(Component data from apps and pages)

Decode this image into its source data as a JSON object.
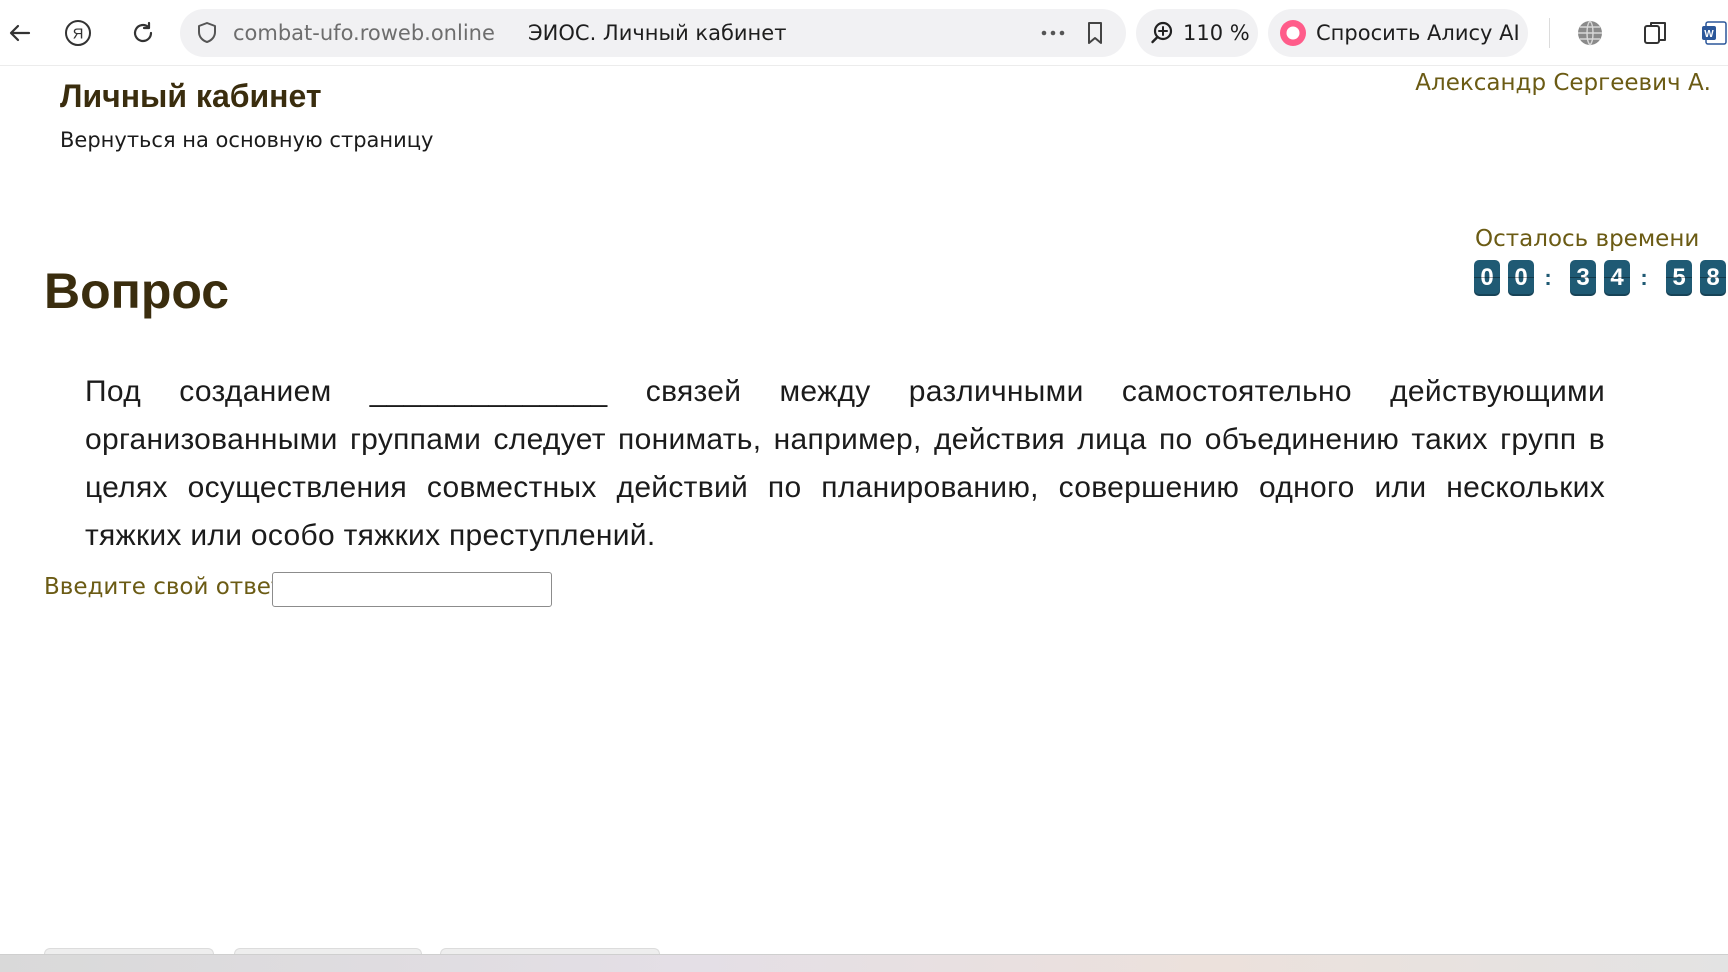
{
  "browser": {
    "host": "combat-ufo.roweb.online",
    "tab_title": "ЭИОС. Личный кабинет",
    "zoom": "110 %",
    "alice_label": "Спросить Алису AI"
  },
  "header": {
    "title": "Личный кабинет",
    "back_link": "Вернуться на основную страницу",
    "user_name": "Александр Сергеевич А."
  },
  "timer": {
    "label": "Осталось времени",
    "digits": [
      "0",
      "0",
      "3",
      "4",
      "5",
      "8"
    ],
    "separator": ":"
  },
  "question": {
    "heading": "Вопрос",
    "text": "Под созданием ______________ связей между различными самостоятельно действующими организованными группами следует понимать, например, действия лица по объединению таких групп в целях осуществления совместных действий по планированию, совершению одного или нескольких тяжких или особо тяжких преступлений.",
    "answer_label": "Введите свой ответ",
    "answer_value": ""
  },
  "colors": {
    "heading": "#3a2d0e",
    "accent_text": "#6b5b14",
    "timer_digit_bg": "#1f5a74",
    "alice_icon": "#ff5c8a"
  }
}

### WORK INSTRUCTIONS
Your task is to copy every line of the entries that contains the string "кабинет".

### RESPONSE FOR THIS EXERCISE
    "tab_title": "ЭИОС. Личный кабинет",
    "title": "Личный кабинет",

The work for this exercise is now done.